▸ Brief
Here is a block of records. Copy every line in it that includes "icon".
[Opening Data records section]
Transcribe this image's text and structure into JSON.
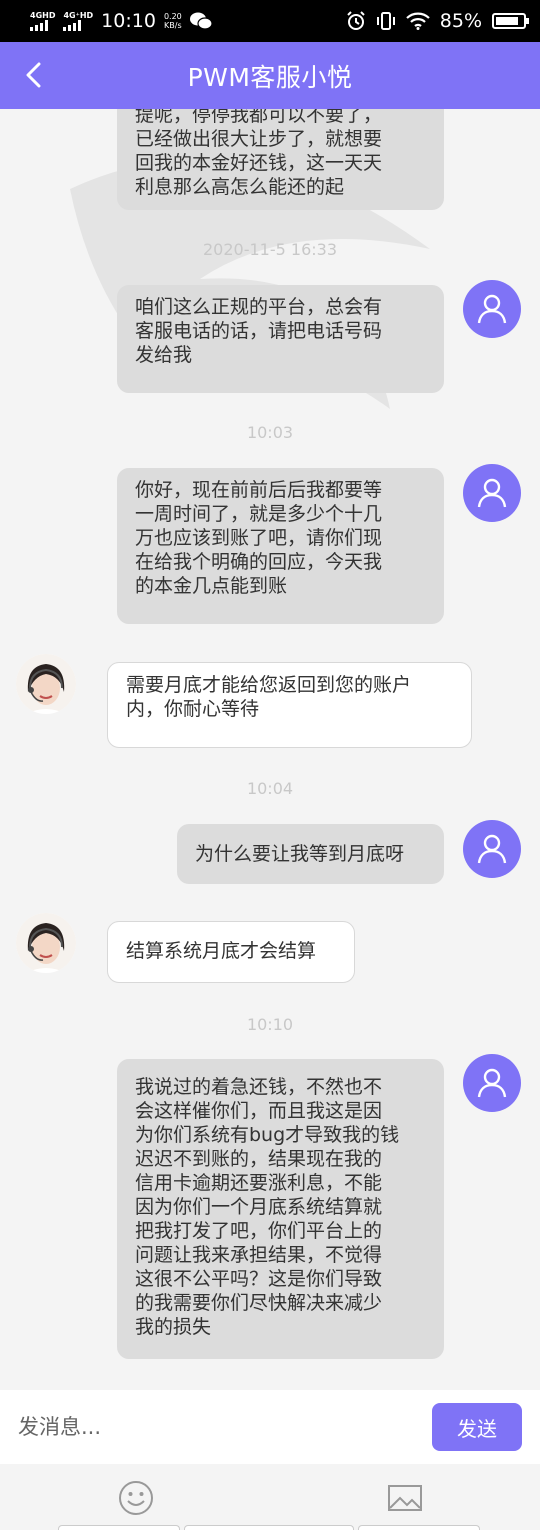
{
  "status_bar": {
    "net1": "4GHD",
    "net2": "4G⁺HD",
    "time": "10:10",
    "speed_value": "0.20",
    "speed_unit": "KB/s",
    "battery": "85%",
    "battery_level": 0.85
  },
  "header": {
    "title": "PWM客服小悦",
    "back_icon": "chevron-left-icon"
  },
  "colors": {
    "accent": "#7f73f6",
    "user_bubble": "#dcdcdc",
    "agent_bubble": "#ffffff",
    "timestamp": "#c8c8c8"
  },
  "messages": [
    {
      "sender": "user",
      "text": "提呢，停停我都可以不要了，\n已经做出很大让步了，就想要\n回我的本金好还钱，这一天天\n利息那么高怎么能还的起"
    },
    {
      "timestamp": "2020-11-5 16:33"
    },
    {
      "sender": "user",
      "text": "咱们这么正规的平台，总会有\n客服电话的话，请把电话号码\n发给我"
    },
    {
      "timestamp": "10:03"
    },
    {
      "sender": "user",
      "text": "你好，现在前前后后我都要等\n一周时间了，就是多少个十几\n万也应该到账了吧，请你们现\n在给我个明确的回应，今天我\n的本金几点能到账"
    },
    {
      "sender": "agent",
      "text": "需要月底才能给您返回到您的账户\n内，你耐心等待"
    },
    {
      "timestamp": "10:04"
    },
    {
      "sender": "user",
      "text": "为什么要让我等到月底呀"
    },
    {
      "sender": "agent",
      "text": "结算系统月底才会结算"
    },
    {
      "timestamp": "10:10"
    },
    {
      "sender": "user",
      "text": "我说过的着急还钱，不然也不\n会这样催你们，而且我这是因\n为你们系统有bug才导致我的钱\n迟迟不到账的，结果现在我的\n信用卡逾期还要涨利息，不能\n因为你们一个月底系统结算就\n把我打发了吧，你们平台上的\n问题让我来承担结果，不觉得\n这很不公平吗？这是你们导致\n的我需要你们尽快解决来减少\n我的损失"
    }
  ],
  "input": {
    "placeholder": "发消息...",
    "send_label": "发送"
  },
  "toolbar": {
    "emoji_icon": "emoji-icon",
    "image_icon": "image-icon"
  }
}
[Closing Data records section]
▸ Result of this task
    "back_icon": "chevron-left-icon"
    "emoji_icon": "emoji-icon",
    "image_icon": "image-icon"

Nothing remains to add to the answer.